Bishop Farrell noted one of the primary difficulties in such dialogue. “Evangelicals and Pentecostals have difficulty in recognizing the salvific nature of the Catholic Church and its sacraments, while many Catholics view with suspicion the proliferation of groups claiming an immediacy of divine intervention in forms that the Churches of Tradition are much less familiar with,” said Bishop Farrell.
“The questions of Mariology and the question of the Church are sticky ones. We’re going to be talking for years,” admitted Colson. “Yet when we started the discussion of salvation, people on both sides said you can never get an agreement on that, but we did and Cardinal Edward Cassidy [former president of the Pontifical Council for Promoting Christian Unity] put his imprimatur on it.”
The release of the “Handbook of Spiritual Ecumenism” highlights several practical ways for evangelicals and Catholics to practice spiritual ecumenism. It was published in English late in 2006, but is just now being released in Italian.

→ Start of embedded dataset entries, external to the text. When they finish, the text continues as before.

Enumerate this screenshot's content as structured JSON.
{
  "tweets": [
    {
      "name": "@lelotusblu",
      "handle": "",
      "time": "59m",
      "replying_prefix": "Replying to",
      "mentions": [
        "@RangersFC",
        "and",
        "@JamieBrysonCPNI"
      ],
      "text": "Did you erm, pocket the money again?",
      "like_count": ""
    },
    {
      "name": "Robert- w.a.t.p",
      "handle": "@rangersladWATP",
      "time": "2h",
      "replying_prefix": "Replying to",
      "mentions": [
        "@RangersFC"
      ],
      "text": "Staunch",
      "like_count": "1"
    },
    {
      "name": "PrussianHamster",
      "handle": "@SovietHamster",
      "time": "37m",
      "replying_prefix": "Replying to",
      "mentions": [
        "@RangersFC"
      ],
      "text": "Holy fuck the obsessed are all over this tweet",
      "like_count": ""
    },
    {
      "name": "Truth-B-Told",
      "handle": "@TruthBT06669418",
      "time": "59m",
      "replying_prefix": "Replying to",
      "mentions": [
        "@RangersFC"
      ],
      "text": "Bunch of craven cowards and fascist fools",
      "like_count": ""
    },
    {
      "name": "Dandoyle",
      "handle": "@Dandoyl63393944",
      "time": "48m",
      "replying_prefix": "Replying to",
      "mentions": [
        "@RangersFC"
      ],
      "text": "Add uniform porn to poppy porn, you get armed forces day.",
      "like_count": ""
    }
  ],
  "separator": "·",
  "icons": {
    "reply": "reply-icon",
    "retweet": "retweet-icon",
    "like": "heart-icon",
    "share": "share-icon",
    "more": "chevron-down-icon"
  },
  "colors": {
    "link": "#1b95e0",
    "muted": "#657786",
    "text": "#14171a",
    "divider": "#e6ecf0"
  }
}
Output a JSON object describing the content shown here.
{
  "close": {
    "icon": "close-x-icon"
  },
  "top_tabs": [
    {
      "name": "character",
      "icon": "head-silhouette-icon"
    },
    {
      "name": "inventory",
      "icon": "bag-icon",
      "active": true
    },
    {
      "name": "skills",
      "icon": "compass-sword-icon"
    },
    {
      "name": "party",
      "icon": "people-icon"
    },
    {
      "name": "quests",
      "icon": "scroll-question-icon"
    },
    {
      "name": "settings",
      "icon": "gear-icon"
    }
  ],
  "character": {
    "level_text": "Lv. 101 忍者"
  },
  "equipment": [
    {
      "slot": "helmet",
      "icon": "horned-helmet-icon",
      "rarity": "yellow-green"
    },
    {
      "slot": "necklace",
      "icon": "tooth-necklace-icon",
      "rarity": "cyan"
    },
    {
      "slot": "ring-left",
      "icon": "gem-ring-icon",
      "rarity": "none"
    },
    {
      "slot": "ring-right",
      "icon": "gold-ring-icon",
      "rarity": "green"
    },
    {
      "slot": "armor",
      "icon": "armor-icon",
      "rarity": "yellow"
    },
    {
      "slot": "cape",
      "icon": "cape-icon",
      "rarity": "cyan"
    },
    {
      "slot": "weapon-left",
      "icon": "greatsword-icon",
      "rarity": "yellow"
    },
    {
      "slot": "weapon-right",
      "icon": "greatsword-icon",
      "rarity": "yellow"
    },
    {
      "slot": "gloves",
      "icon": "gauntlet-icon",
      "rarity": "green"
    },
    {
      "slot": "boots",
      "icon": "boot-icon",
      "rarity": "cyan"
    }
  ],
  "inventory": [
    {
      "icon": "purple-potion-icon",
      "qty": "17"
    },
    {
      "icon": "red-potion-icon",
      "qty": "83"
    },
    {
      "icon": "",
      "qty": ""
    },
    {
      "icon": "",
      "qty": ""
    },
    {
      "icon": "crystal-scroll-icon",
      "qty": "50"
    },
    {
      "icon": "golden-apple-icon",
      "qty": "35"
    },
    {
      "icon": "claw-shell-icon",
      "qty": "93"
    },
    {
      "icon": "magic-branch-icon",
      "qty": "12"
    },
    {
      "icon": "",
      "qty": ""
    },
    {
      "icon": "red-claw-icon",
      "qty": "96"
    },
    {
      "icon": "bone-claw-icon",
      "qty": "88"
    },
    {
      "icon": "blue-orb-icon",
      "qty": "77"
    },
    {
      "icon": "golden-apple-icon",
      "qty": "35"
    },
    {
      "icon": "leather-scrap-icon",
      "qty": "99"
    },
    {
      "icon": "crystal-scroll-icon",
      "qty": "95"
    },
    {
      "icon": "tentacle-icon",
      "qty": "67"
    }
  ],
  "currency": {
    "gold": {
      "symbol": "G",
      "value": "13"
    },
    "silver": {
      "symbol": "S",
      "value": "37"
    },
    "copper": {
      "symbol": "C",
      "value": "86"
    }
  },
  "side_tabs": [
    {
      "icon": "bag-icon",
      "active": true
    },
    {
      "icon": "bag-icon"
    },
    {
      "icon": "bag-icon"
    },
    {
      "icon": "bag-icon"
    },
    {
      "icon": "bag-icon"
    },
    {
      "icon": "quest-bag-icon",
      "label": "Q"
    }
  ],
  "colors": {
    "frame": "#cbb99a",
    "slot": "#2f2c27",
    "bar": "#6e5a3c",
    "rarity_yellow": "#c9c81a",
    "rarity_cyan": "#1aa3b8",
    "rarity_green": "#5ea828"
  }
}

The booklet is the result of two years’ work and discussion by the members of the council focusing on the need for prayer and conversion in the search for Christian unity.
Among its suggestions are joint prayer, joint Scripture translation and study, and common prayer services during Lent and Thanksgiving.
“I think it’s a sin to perpetuate disunity,” said Colson. “I don’t think there is anything that would prevent Christians from achieving greater unity the longer we talk, understand each other, and seek the mind of God who, after all, is the same God we all serve.”
Jack Smith contributed
to this report.
Tim Drake is based in
St. Joseph, Minnesota.